It’s been quite a morning for Nokia. Analyst and market expectations for the struggling Finnish company weren’t exactly positive, but while some of the news was as dire as predicted, there were gems amidst the rough. After the cut, diving operating losses, millions of Lumia Windows Phones, and a giggling Elop playing his cards close to his chest.
The two headline numbers are sales and losses. Nokia sold four million Lumia handsets in the three month period, the company confirmed, roughly double its sales for the previous quarter, and beating pre-news estimates. However, operating losses reached a whopping $1bn, despite net sales rising slightly.
Phone volumes altogether rose in fact, though only 600,000 handsets were sold in North America. €250m of Nokia’s income was straight out of Microsoft’s wallet, comfortably exceeding what Nokia is obligated to pay for Windows Phone licensing, though even that isn’t enough to promise a good Q3 2012.

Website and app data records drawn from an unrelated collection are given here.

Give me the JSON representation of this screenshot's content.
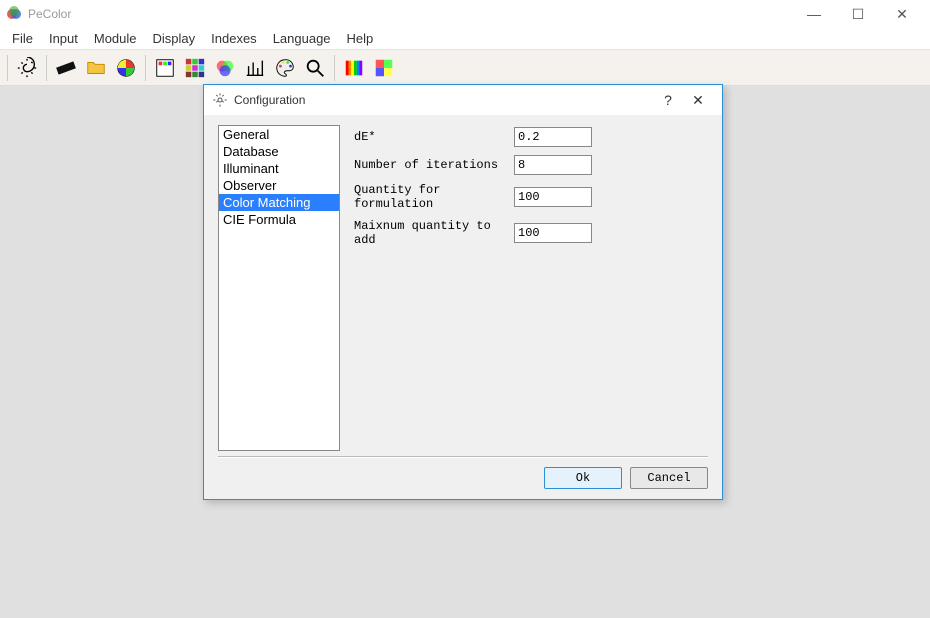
{
  "app": {
    "title": "PeColor"
  },
  "window_controls": {
    "min": "—",
    "max": "☐",
    "close": "✕"
  },
  "menu": [
    "File",
    "Input",
    "Module",
    "Display",
    "Indexes",
    "Language",
    "Help"
  ],
  "toolbar_icons": [
    "settings-icon",
    "swatch-icon",
    "folder-icon",
    "color-wheel-icon",
    "palette-icon",
    "grid-colors-icon",
    "rgb-venn-icon",
    "chart-icon",
    "art-palette-icon",
    "zoom-icon",
    "spectrum-icon",
    "color-quad-icon"
  ],
  "dialog": {
    "title": "Configuration",
    "help": "?",
    "close": "✕",
    "categories": [
      {
        "label": "General",
        "selected": false
      },
      {
        "label": "Database",
        "selected": false
      },
      {
        "label": "Illuminant",
        "selected": false
      },
      {
        "label": "Observer",
        "selected": false
      },
      {
        "label": "Color Matching",
        "selected": true
      },
      {
        "label": "CIE Formula",
        "selected": false
      }
    ],
    "fields": [
      {
        "label": "dE*",
        "value": "0.2"
      },
      {
        "label": "Number of iterations",
        "value": "8"
      },
      {
        "label": "Quantity for formulation",
        "value": "100"
      },
      {
        "label": "Maixnum quantity to add",
        "value": "100"
      }
    ],
    "buttons": {
      "ok": "Ok",
      "cancel": "Cancel"
    }
  }
}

So what’s in the pipeline? Elop was coy on specifics but enthusiastic in general about future Lumia handsets, saying the company was readying an array of new materials and technologies for its next-gen Lumias (and the range after that). The run-up to Windows Phone 8 has also given the company the time to prepare more differentiation between its devices and those of other Windows Phone OEMs, and Elop says we’ll see evidence of that in advanced location-based services that make Nokia the “Where” company.
What we might not see is a cross-carrier splurge of the sort common in Europe. Elop revealed that, contrary to popular belief that broader distribution means more sales, Nokia had in fact seen better returns focusing on a single carrier in the manner of the Lumia 900 on AT&T, instead of spreading its love across multiple carriers.
Nokia is counting on the double-whammy of Windows Phone 8 and Windows 8 to reinvigorate interest in the platform and give Lumia a boost (Elop didn’t mention tablets, though did hint that Nokia might be looking at the possibility). However there are a few more rough months to come before the “transition” period is over.